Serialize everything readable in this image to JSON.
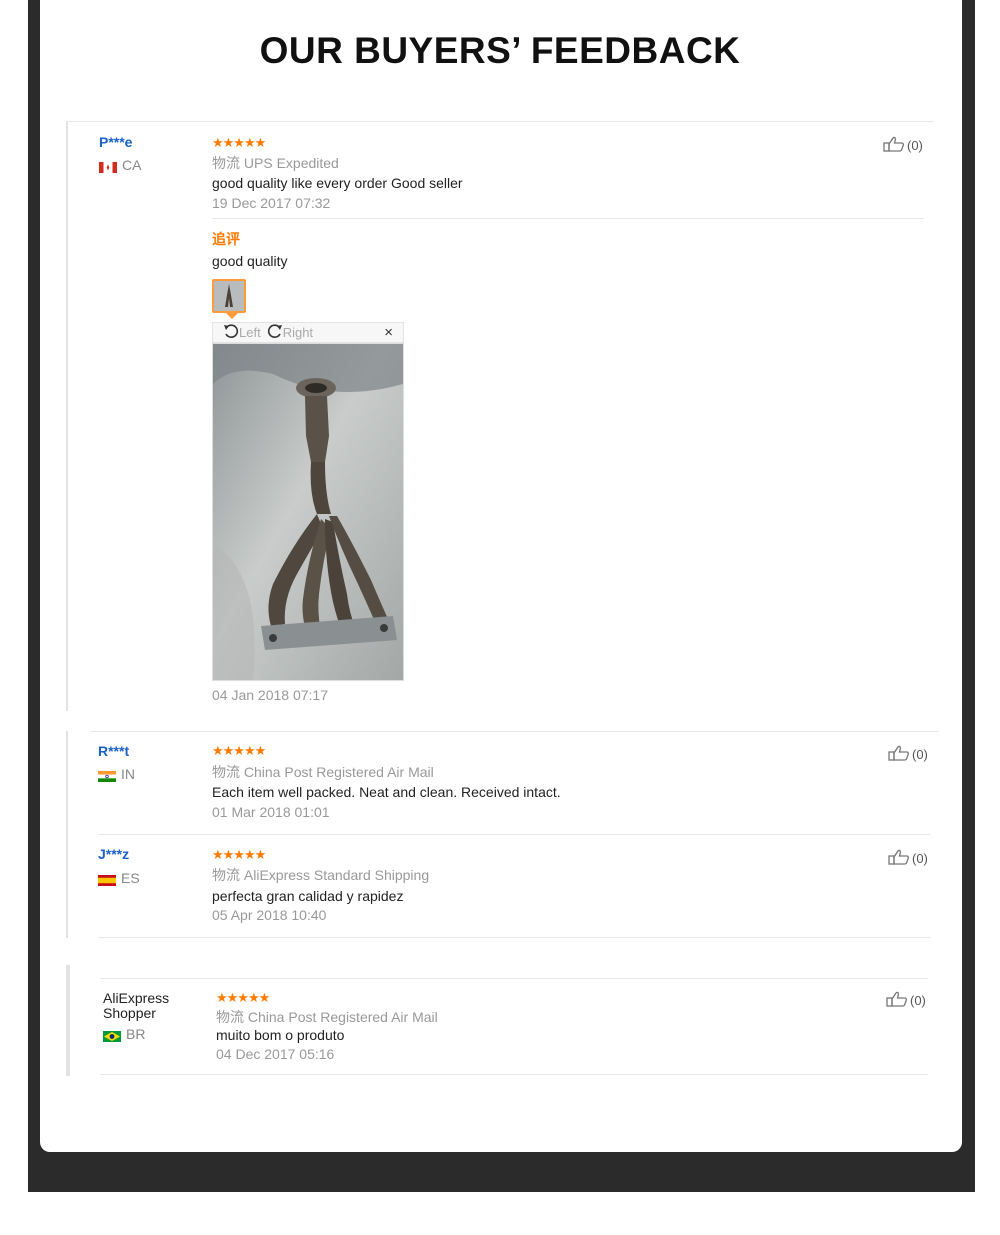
{
  "heading": "OUR BUYERS’ FEEDBACK",
  "reviews": [
    {
      "user": "P***e",
      "country": "CA",
      "stars": "★★★★★",
      "shipping_prefix": "物流",
      "shipping": "UPS Expedited",
      "text": "good quality like every order Good seller",
      "date": "19 Dec 2017 07:32",
      "helpful": "(0)",
      "additional": {
        "label": "追评",
        "text": "good quality",
        "viewer_left": "Left",
        "viewer_right": "Right",
        "viewer_close": "×",
        "date": "04 Jan 2018 07:17"
      }
    },
    {
      "user": "R***t",
      "country": "IN",
      "stars": "★★★★★",
      "shipping_prefix": "物流",
      "shipping": "China Post Registered Air Mail",
      "text": "Each item well packed. Neat and clean. Received intact.",
      "date": "01 Mar 2018 01:01",
      "helpful": "(0)"
    },
    {
      "user": "J***z",
      "country": "ES",
      "stars": "★★★★★",
      "shipping_prefix": "物流",
      "shipping": "AliExpress Standard Shipping",
      "text": "perfecta gran calidad y rapidez",
      "date": "05 Apr 2018 10:40",
      "helpful": "(0)"
    },
    {
      "user_line1": "AliExpress",
      "user_line2": "Shopper",
      "country": "BR",
      "stars": "★★★★★",
      "shipping_prefix": "物流",
      "shipping": "China Post Registered Air Mail",
      "text": "muito bom o produto",
      "date": "04 Dec 2017 05:16",
      "helpful": "(0)"
    }
  ],
  "colors": {
    "accent": "#ff7a00",
    "username": "#1a61c9",
    "frame": "#2b2b2b"
  },
  "icons": [
    "thumbs-up-icon",
    "rotate-left-icon",
    "rotate-right-icon",
    "close-icon",
    "flag-ca-icon",
    "flag-in-icon",
    "flag-es-icon",
    "flag-br-icon"
  ]
}
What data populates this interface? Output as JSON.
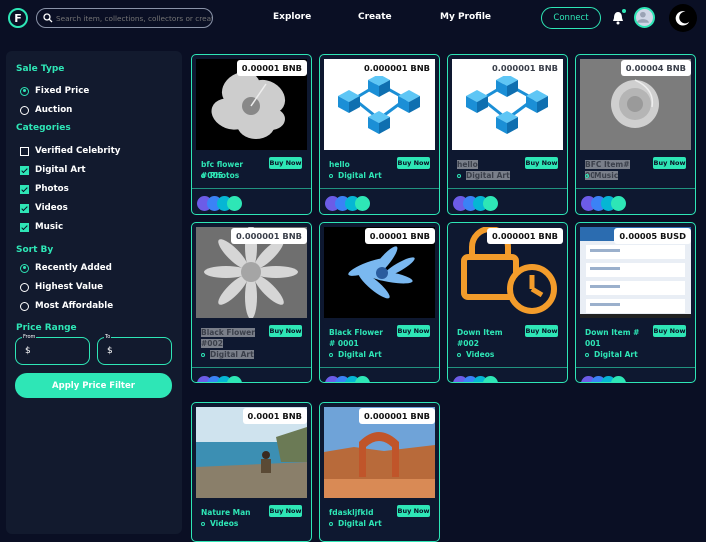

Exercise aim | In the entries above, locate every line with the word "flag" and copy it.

Response to this task |
    "flag-ca-icon",
    "flag-in-icon",
    "flag-es-icon",
    "flag-br-icon"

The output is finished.